Jul 25, 2014
Prolonged hours of standing have long been an issue in the workplace. This method or system, most commonly practiced in factory settings, boomed during the Industrial Revolution. Factories have long required their workers to stand for faster production. In the United Kingdom, this practice had caused severe health problems to workers during the World War I. This sparked lobbyists to push for more seats for jobs that can be conducted while sitting.
Who Are Most Affected?
This problem is most common for assembly line workers, retail store employees, waiting staff, teachers, security workers, healthcare practitioners, flight attendants, and others. Most of the affected employees work in lower-paying jobs. In the UK alone, more than 11 million UK workers are at risk of illnesses caused by prolonged standing.
What are the Health Implications?
Standing for too long primarily impacts lower limbs, muscles, and blood vessels. It puts tremendous pressure on hip, knee, and ankle joints that may cause chronic injury. This pressure may cause feet deformations like flat feet and heel spurs. Patients also experience more severe back pain than those who do not experience prolonged standing.

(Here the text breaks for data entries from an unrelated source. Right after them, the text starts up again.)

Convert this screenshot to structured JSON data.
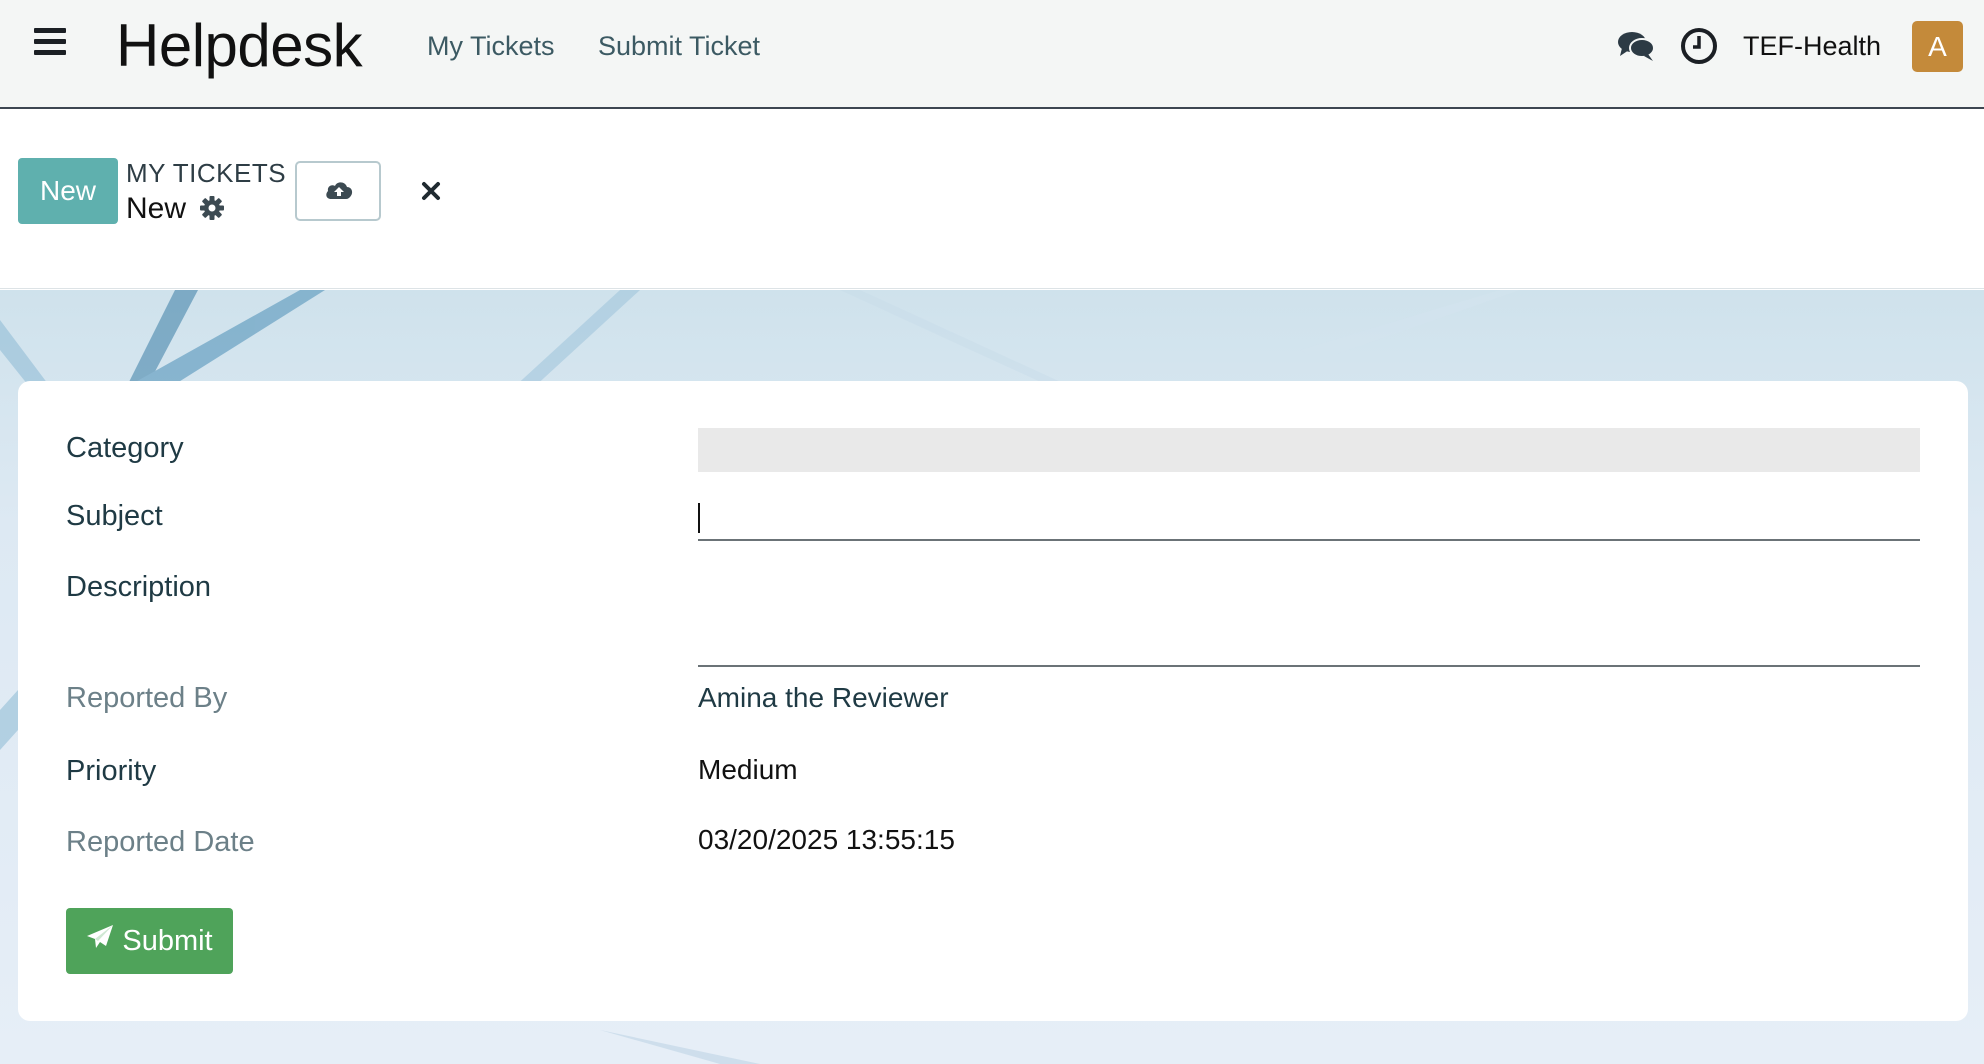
{
  "navbar": {
    "brand": "Helpdesk",
    "links": [
      "My Tickets",
      "Submit Ticket"
    ],
    "company": "TEF-Health",
    "avatar_initial": "A",
    "icons": [
      "menu-icon",
      "chat-icon",
      "clock-icon"
    ]
  },
  "control_panel": {
    "new_label": "New",
    "breadcrumb_parent": "MY TICKETS",
    "breadcrumb_current": "New",
    "icons": [
      "gear-icon",
      "cloud-upload-icon",
      "close-icon"
    ]
  },
  "form": {
    "category_label": "Category",
    "category_value": "",
    "subject_label": "Subject",
    "subject_value": "",
    "description_label": "Description",
    "description_value": "",
    "reported_by_label": "Reported By",
    "reported_by_value": "Amina the Reviewer",
    "priority_label": "Priority",
    "priority_value": "Medium",
    "reported_date_label": "Reported Date",
    "reported_date_value": "03/20/2025 13:55:15",
    "submit_label": "Submit"
  },
  "colors": {
    "new_button": "#5fb0ae",
    "submit_button": "#4fa35a",
    "avatar": "#c48a3a",
    "navbar_bg": "#f4f6f5"
  }
}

Those who are affected often complain of symptoms such as swelling feet, aching muscles, tiredness, and discomfort. They may even develop varicose and spider veins. These conditions are caused by weakened blood vessels due to too much pressure. Weakened blood vessels can’t pump blood back up to the heart so blood stays in the vessels, causing them to twist and swell.
Unsightly veins can be a huge problem especially for women since they are the ones most affected by it. The increasing number of patients led to an increase in the clinics offering treatments. One such clinic is Soffer Health Institute which offers spider vein treatment in Miami. Another clinic performs sclerotherapy, the best spider vein treatment in Trenton.
But perhaps the most serious health effect of standing too long is the worsening of a pre-existing coronary heart disease.
What is the Solution?
Contrary to popular belief, constant sitting is not the answer to this problem. In fact, studies have shown that prolonged sitting in an office negatively affects health, too. The safest solution, therefore, is to avoid staying in one working position throughout the shift. Instead, workers should stand, sit, move around, and even lie down once in a while. Tasks should be altered and be more varied to avoid other musculoskeletal problems (e.g. carpal tunnel syndrome).
Working desks should also be adjustable in height so that workers can change postures and relax their body a bit if they feel muscle tensions. Chairs should also be adjustable, movable, and comfortable. Employers should also provide more flexible and timely rest breaks.
Providing these options for employees are the latter’s right and not a privilege. Unions can push for these reforms, and if the employers do not comply, they can take it to court. Every country has a specific law with provisions for workplace hazards. In the United States, rights of employees are covered by the Occupational Safety and Health Act.